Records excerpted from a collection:
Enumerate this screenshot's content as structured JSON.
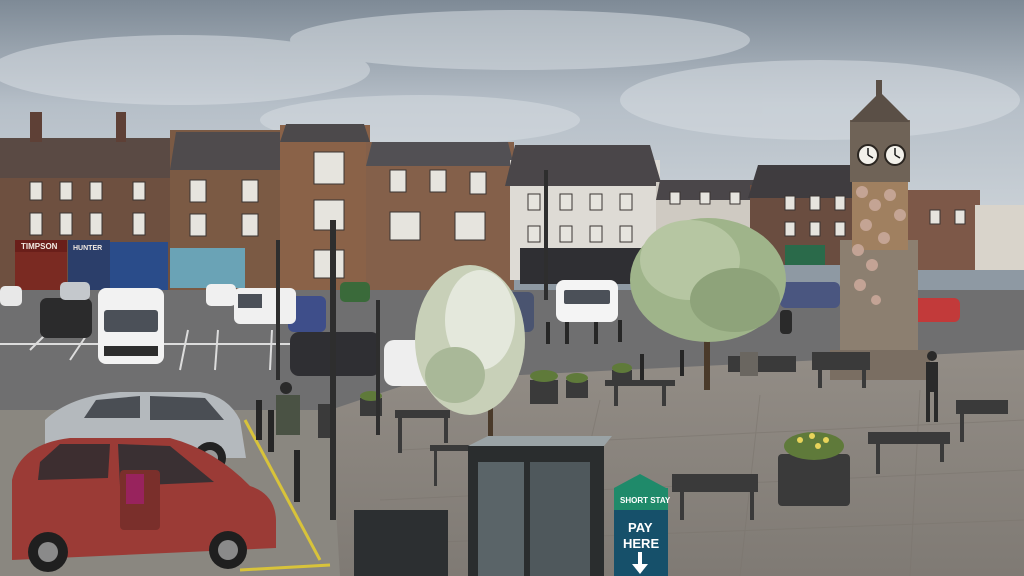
{
  "scene": {
    "description_type": "webcam-town-square",
    "shop_signs": {
      "left_shop": "TIMPSON",
      "second_shop": "HUNTER"
    },
    "parking_sign": {
      "top_line": "SHORT STAY",
      "bottom_line_1": "PAY",
      "bottom_line_2": "HERE",
      "arrow": "down-arrow-icon"
    },
    "clock_tower": {
      "clock_faces": 2,
      "time_shown": "approx 1:40"
    },
    "colors": {
      "sky": "#a9b4be",
      "pavement": "#8d8780",
      "road": "#6f6f70",
      "brick": "#7a5a45",
      "sign_green": "#1f8a6a",
      "red_car": "#9b3b36"
    }
  }
}
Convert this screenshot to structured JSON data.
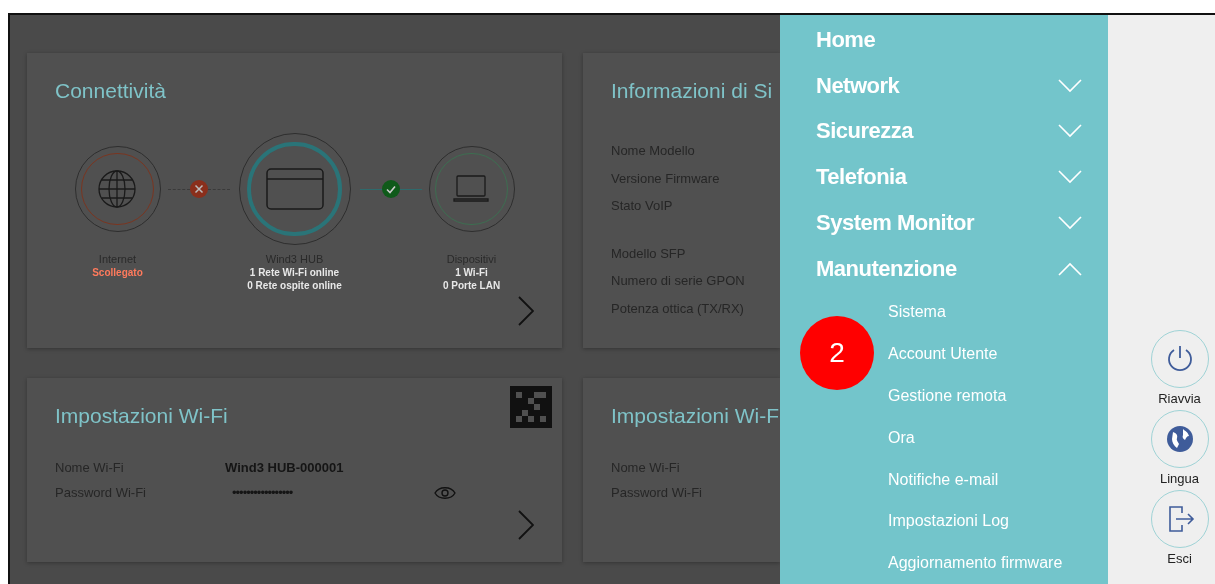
{
  "connectivity": {
    "title": "Connettività",
    "nodes": [
      {
        "kind": "internet",
        "label": "Internet",
        "lines": [
          {
            "text": "Scollegato",
            "kind": "error"
          }
        ]
      },
      {
        "kind": "hub",
        "label": "Wind3 HUB",
        "lines": [
          {
            "text": "1 Rete Wi-Fi online",
            "kind": "info"
          },
          {
            "text": "0 Rete ospite online",
            "kind": "info"
          }
        ]
      },
      {
        "kind": "devices",
        "label": "Dispositivi",
        "lines": [
          {
            "text": "1 Wi-Fi",
            "kind": "info"
          },
          {
            "text": "0 Porte LAN",
            "kind": "info"
          }
        ]
      }
    ],
    "links": [
      {
        "kind": "error"
      },
      {
        "kind": "ok"
      }
    ]
  },
  "system_info": {
    "title": "Informazioni di Si",
    "labels": [
      "Nome Modello",
      "Versione Firmware",
      "Stato VoIP",
      "Modello SFP",
      "Numero di serie GPON",
      "Potenza ottica (TX/RX)"
    ]
  },
  "wifi_settings": {
    "title": "Impostazioni Wi-Fi",
    "rows": [
      {
        "label": "Nome Wi-Fi",
        "value": "Wind3 HUB-000001",
        "kind": "text"
      },
      {
        "label": "Password Wi-Fi",
        "value": "•••••••••••••••••",
        "kind": "password"
      }
    ]
  },
  "wifi_settings_2": {
    "title": "Impostazioni Wi-F",
    "labels": [
      "Nome Wi-Fi",
      "Password Wi-Fi"
    ]
  },
  "menu": {
    "items": [
      {
        "label": "Home",
        "kind": "link"
      },
      {
        "label": "Network",
        "kind": "group",
        "expanded": false
      },
      {
        "label": "Sicurezza",
        "kind": "group",
        "expanded": false
      },
      {
        "label": "Telefonia",
        "kind": "group",
        "expanded": false
      },
      {
        "label": "System Monitor",
        "kind": "group",
        "expanded": false
      },
      {
        "label": "Manutenzione",
        "kind": "group",
        "expanded": true,
        "children": [
          {
            "label": "Sistema"
          },
          {
            "label": "Account Utente"
          },
          {
            "label": "Gestione remota"
          },
          {
            "label": "Ora"
          },
          {
            "label": "Notifiche e-mail"
          },
          {
            "label": "Impostazioni Log"
          },
          {
            "label": "Aggiornamento firmware"
          }
        ]
      }
    ]
  },
  "step_badge": "2",
  "actions": [
    {
      "kind": "power",
      "label": "Riavvia"
    },
    {
      "kind": "language",
      "label": "Lingua"
    },
    {
      "kind": "logout",
      "label": "Esci"
    }
  ]
}
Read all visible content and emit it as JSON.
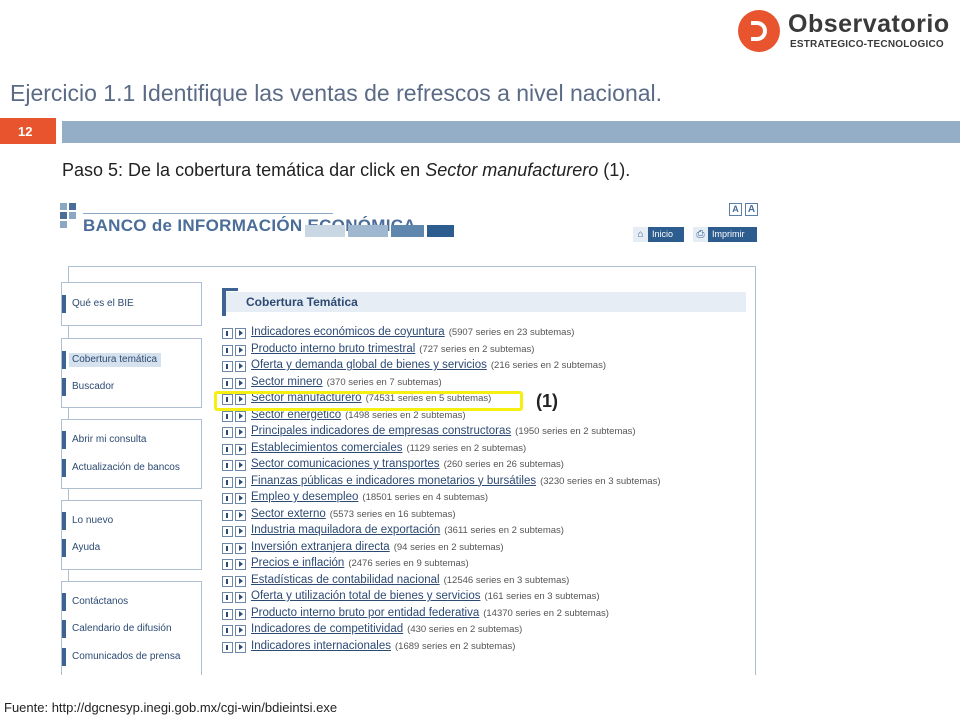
{
  "logo": {
    "name": "Observatorio",
    "subtitle": "ESTRATEGICO-TECNOLOGICO"
  },
  "slide": {
    "title": "Ejercicio 1.1 Identifique las ventas de refrescos a nivel nacional.",
    "page_number": "12",
    "instruction_prefix": "Paso 5: De la cobertura temática dar click en ",
    "instruction_link": "Sector manufacturero",
    "instruction_suffix": " (1).",
    "source": "Fuente: http://dgcnesyp.inegi.gob.mx/cgi-win/bdieintsi.exe"
  },
  "site": {
    "banner": "BANCO de INFORMACIÓN ECONÓMICA",
    "font_small": "A",
    "font_large": "A",
    "btn_home": "Inicio",
    "btn_print": "Imprimir",
    "section_title": "Cobertura Temática",
    "menu": {
      "que_es": "Qué es el BIE",
      "cobertura": "Cobertura temática",
      "buscador": "Buscador",
      "abrir": "Abrir mi consulta",
      "actualizacion": "Actualización de bancos",
      "nuevo": "Lo nuevo",
      "ayuda": "Ayuda",
      "contactanos": "Contáctanos",
      "calendario": "Calendario de difusión",
      "comunicados": "Comunicados de prensa"
    },
    "topics": [
      {
        "label": "Indicadores económicos de coyuntura",
        "count": "(5907 series en 23 subtemas)"
      },
      {
        "label": "Producto interno bruto trimestral",
        "count": "(727 series en 2 subtemas)"
      },
      {
        "label": "Oferta y demanda global de bienes y servicios",
        "count": "(216 series en 2 subtemas)"
      },
      {
        "label": "Sector minero",
        "count": "(370 series en 7 subtemas)"
      },
      {
        "label": "Sector manufacturero",
        "count": "(74531 series en 5 subtemas)"
      },
      {
        "label": "Sector energético",
        "count": "(1498 series en 2 subtemas)"
      },
      {
        "label": "Principales indicadores de empresas constructoras",
        "count": "(1950 series en 2 subtemas)"
      },
      {
        "label": "Establecimientos comerciales",
        "count": "(1129 series en 2 subtemas)"
      },
      {
        "label": "Sector comunicaciones y transportes",
        "count": "(260 series en 26 subtemas)"
      },
      {
        "label": "Finanzas públicas e indicadores monetarios y bursátiles",
        "count": "(3230 series en 3 subtemas)"
      },
      {
        "label": "Empleo y desempleo",
        "count": "(18501 series en 4 subtemas)"
      },
      {
        "label": "Sector externo",
        "count": "(5573 series en 16 subtemas)"
      },
      {
        "label": "Industria maquiladora de exportación",
        "count": "(3611 series en 2 subtemas)"
      },
      {
        "label": "Inversión extranjera directa",
        "count": "(94 series en 2 subtemas)"
      },
      {
        "label": "Precios e inflación",
        "count": "(2476 series en 9 subtemas)"
      },
      {
        "label": "Estadísticas de contabilidad nacional",
        "count": "(12546 series en 3 subtemas)"
      },
      {
        "label": "Oferta y utilización total de bienes y servicios",
        "count": "(161 series en 3 subtemas)"
      },
      {
        "label": "Producto interno bruto por entidad federativa",
        "count": "(14370 series en 2 subtemas)"
      },
      {
        "label": "Indicadores de competitividad",
        "count": "(430 series en 2 subtemas)"
      },
      {
        "label": "Indicadores internacionales",
        "count": "(1689 series en 2 subtemas)"
      }
    ]
  },
  "annotation": {
    "label": "(1)",
    "color": "#f6ef12"
  },
  "colors": {
    "accent": "#e8542d",
    "header_bar": "#95aec8",
    "title": "#5b6b86",
    "link": "#2d4a73"
  }
}
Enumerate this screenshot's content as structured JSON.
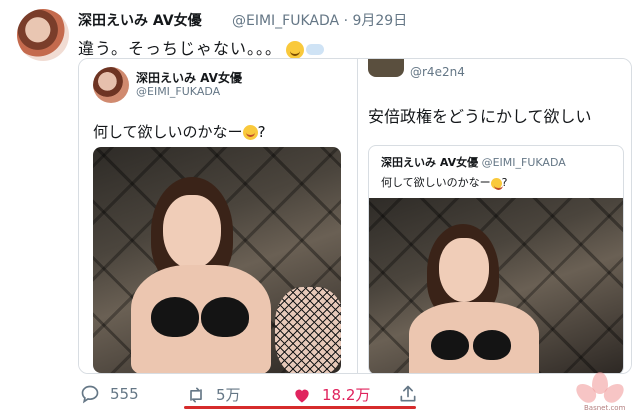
{
  "tweet": {
    "author_name": "深田えいみ AV女優",
    "handle": "@EIMI_FUKADA",
    "date": "9月29日",
    "separator": "·",
    "text": "違う。そっちじゃない。。。",
    "emoji": [
      "relieved-face-icon",
      "speech-cloud-icon"
    ]
  },
  "quoted_left": {
    "author_name": "深田えいみ AV女優",
    "handle": "@EIMI_FUKADA",
    "text": "何して欲しいのかなー",
    "suffix": "?"
  },
  "quoted_right": {
    "handle": "@r4e2n4",
    "text": "安倍政権をどうにかして欲しい",
    "inner": {
      "author_name": "深田えいみ AV女優",
      "handle": "@EIMI_FUKADA",
      "text": "何して欲しいのかなー",
      "suffix": "?"
    }
  },
  "actions": {
    "replies": "555",
    "retweets": "5万",
    "likes": "18.2万",
    "colors": {
      "like": "#e0245e",
      "icon": "#657786",
      "underline": "#d62b2b"
    }
  },
  "watermark": {
    "text": "Basnet.com"
  }
}
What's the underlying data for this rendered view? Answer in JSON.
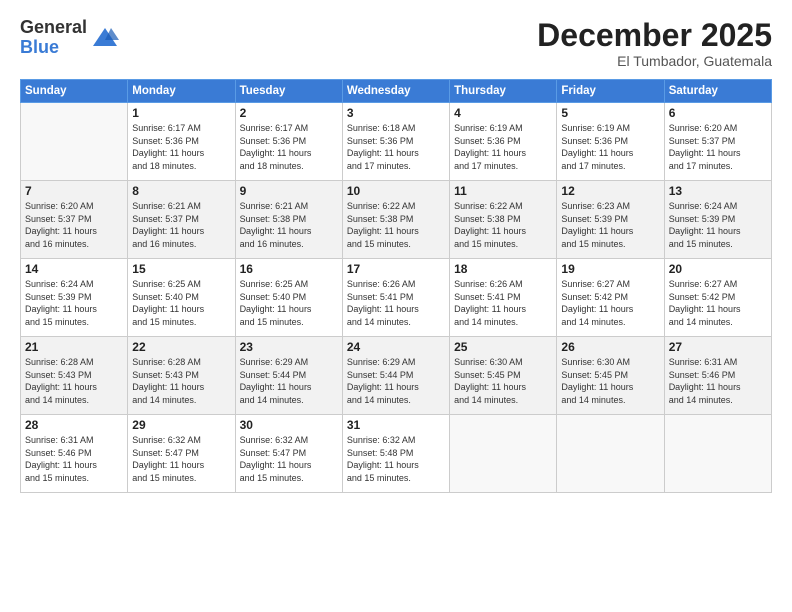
{
  "logo": {
    "general": "General",
    "blue": "Blue"
  },
  "title": "December 2025",
  "location": "El Tumbador, Guatemala",
  "weekdays": [
    "Sunday",
    "Monday",
    "Tuesday",
    "Wednesday",
    "Thursday",
    "Friday",
    "Saturday"
  ],
  "weeks": [
    [
      {
        "day": "",
        "info": ""
      },
      {
        "day": "1",
        "info": "Sunrise: 6:17 AM\nSunset: 5:36 PM\nDaylight: 11 hours\nand 18 minutes."
      },
      {
        "day": "2",
        "info": "Sunrise: 6:17 AM\nSunset: 5:36 PM\nDaylight: 11 hours\nand 18 minutes."
      },
      {
        "day": "3",
        "info": "Sunrise: 6:18 AM\nSunset: 5:36 PM\nDaylight: 11 hours\nand 17 minutes."
      },
      {
        "day": "4",
        "info": "Sunrise: 6:19 AM\nSunset: 5:36 PM\nDaylight: 11 hours\nand 17 minutes."
      },
      {
        "day": "5",
        "info": "Sunrise: 6:19 AM\nSunset: 5:36 PM\nDaylight: 11 hours\nand 17 minutes."
      },
      {
        "day": "6",
        "info": "Sunrise: 6:20 AM\nSunset: 5:37 PM\nDaylight: 11 hours\nand 17 minutes."
      }
    ],
    [
      {
        "day": "7",
        "info": "Sunrise: 6:20 AM\nSunset: 5:37 PM\nDaylight: 11 hours\nand 16 minutes."
      },
      {
        "day": "8",
        "info": "Sunrise: 6:21 AM\nSunset: 5:37 PM\nDaylight: 11 hours\nand 16 minutes."
      },
      {
        "day": "9",
        "info": "Sunrise: 6:21 AM\nSunset: 5:38 PM\nDaylight: 11 hours\nand 16 minutes."
      },
      {
        "day": "10",
        "info": "Sunrise: 6:22 AM\nSunset: 5:38 PM\nDaylight: 11 hours\nand 15 minutes."
      },
      {
        "day": "11",
        "info": "Sunrise: 6:22 AM\nSunset: 5:38 PM\nDaylight: 11 hours\nand 15 minutes."
      },
      {
        "day": "12",
        "info": "Sunrise: 6:23 AM\nSunset: 5:39 PM\nDaylight: 11 hours\nand 15 minutes."
      },
      {
        "day": "13",
        "info": "Sunrise: 6:24 AM\nSunset: 5:39 PM\nDaylight: 11 hours\nand 15 minutes."
      }
    ],
    [
      {
        "day": "14",
        "info": "Sunrise: 6:24 AM\nSunset: 5:39 PM\nDaylight: 11 hours\nand 15 minutes."
      },
      {
        "day": "15",
        "info": "Sunrise: 6:25 AM\nSunset: 5:40 PM\nDaylight: 11 hours\nand 15 minutes."
      },
      {
        "day": "16",
        "info": "Sunrise: 6:25 AM\nSunset: 5:40 PM\nDaylight: 11 hours\nand 15 minutes."
      },
      {
        "day": "17",
        "info": "Sunrise: 6:26 AM\nSunset: 5:41 PM\nDaylight: 11 hours\nand 14 minutes."
      },
      {
        "day": "18",
        "info": "Sunrise: 6:26 AM\nSunset: 5:41 PM\nDaylight: 11 hours\nand 14 minutes."
      },
      {
        "day": "19",
        "info": "Sunrise: 6:27 AM\nSunset: 5:42 PM\nDaylight: 11 hours\nand 14 minutes."
      },
      {
        "day": "20",
        "info": "Sunrise: 6:27 AM\nSunset: 5:42 PM\nDaylight: 11 hours\nand 14 minutes."
      }
    ],
    [
      {
        "day": "21",
        "info": "Sunrise: 6:28 AM\nSunset: 5:43 PM\nDaylight: 11 hours\nand 14 minutes."
      },
      {
        "day": "22",
        "info": "Sunrise: 6:28 AM\nSunset: 5:43 PM\nDaylight: 11 hours\nand 14 minutes."
      },
      {
        "day": "23",
        "info": "Sunrise: 6:29 AM\nSunset: 5:44 PM\nDaylight: 11 hours\nand 14 minutes."
      },
      {
        "day": "24",
        "info": "Sunrise: 6:29 AM\nSunset: 5:44 PM\nDaylight: 11 hours\nand 14 minutes."
      },
      {
        "day": "25",
        "info": "Sunrise: 6:30 AM\nSunset: 5:45 PM\nDaylight: 11 hours\nand 14 minutes."
      },
      {
        "day": "26",
        "info": "Sunrise: 6:30 AM\nSunset: 5:45 PM\nDaylight: 11 hours\nand 14 minutes."
      },
      {
        "day": "27",
        "info": "Sunrise: 6:31 AM\nSunset: 5:46 PM\nDaylight: 11 hours\nand 14 minutes."
      }
    ],
    [
      {
        "day": "28",
        "info": "Sunrise: 6:31 AM\nSunset: 5:46 PM\nDaylight: 11 hours\nand 15 minutes."
      },
      {
        "day": "29",
        "info": "Sunrise: 6:32 AM\nSunset: 5:47 PM\nDaylight: 11 hours\nand 15 minutes."
      },
      {
        "day": "30",
        "info": "Sunrise: 6:32 AM\nSunset: 5:47 PM\nDaylight: 11 hours\nand 15 minutes."
      },
      {
        "day": "31",
        "info": "Sunrise: 6:32 AM\nSunset: 5:48 PM\nDaylight: 11 hours\nand 15 minutes."
      },
      {
        "day": "",
        "info": ""
      },
      {
        "day": "",
        "info": ""
      },
      {
        "day": "",
        "info": ""
      }
    ]
  ]
}
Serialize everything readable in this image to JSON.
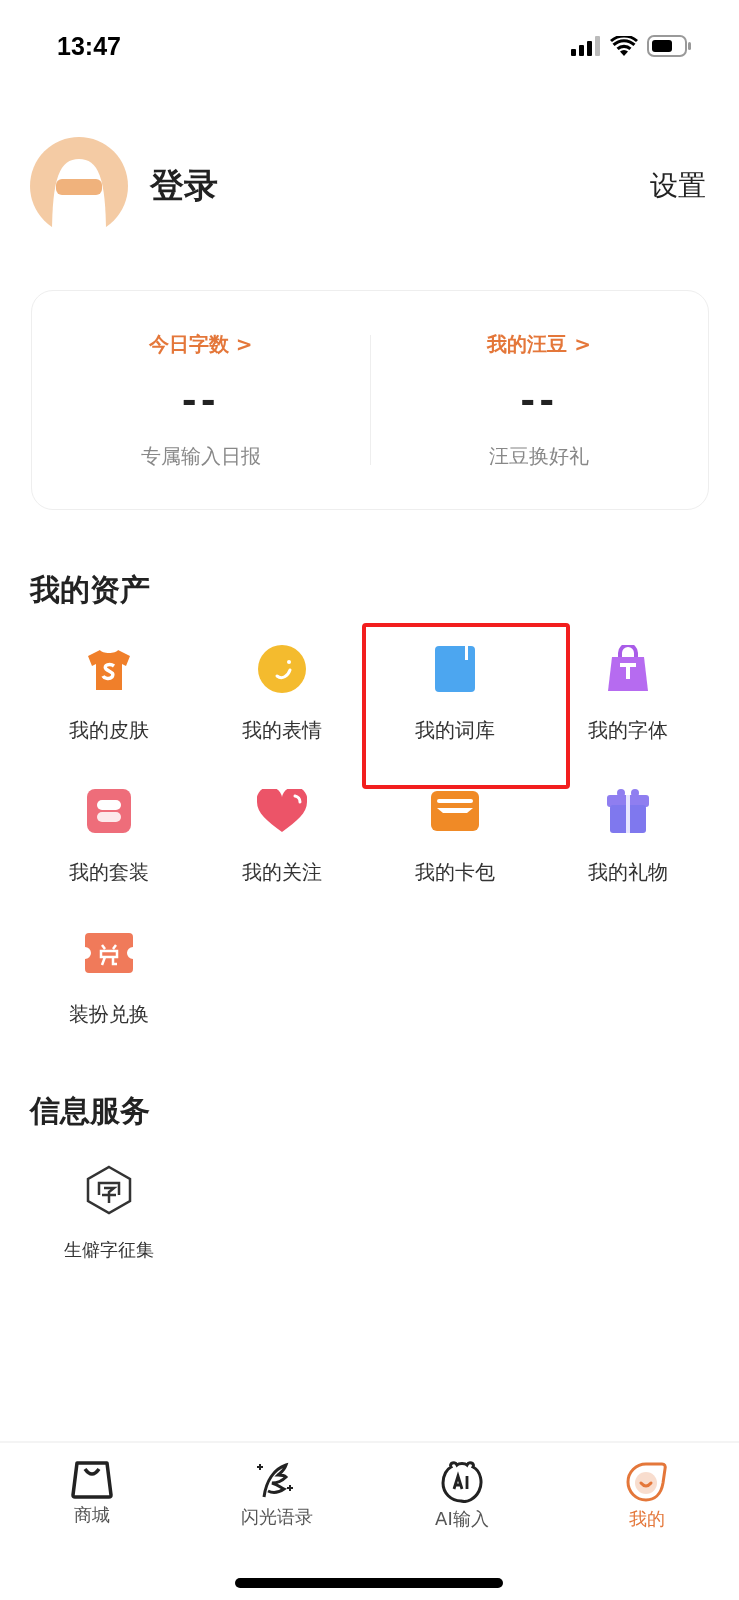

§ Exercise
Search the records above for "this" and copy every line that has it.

§ The completed task
Enumerate this screenshot's content as structured JSON.
Convert this screenshot to structured JSON data.
Enumerate this screenshot's content as structured JSON.
What's the underlying data for this rendered view? Answer in JSON.
Serialize everything readable in this image to JSON.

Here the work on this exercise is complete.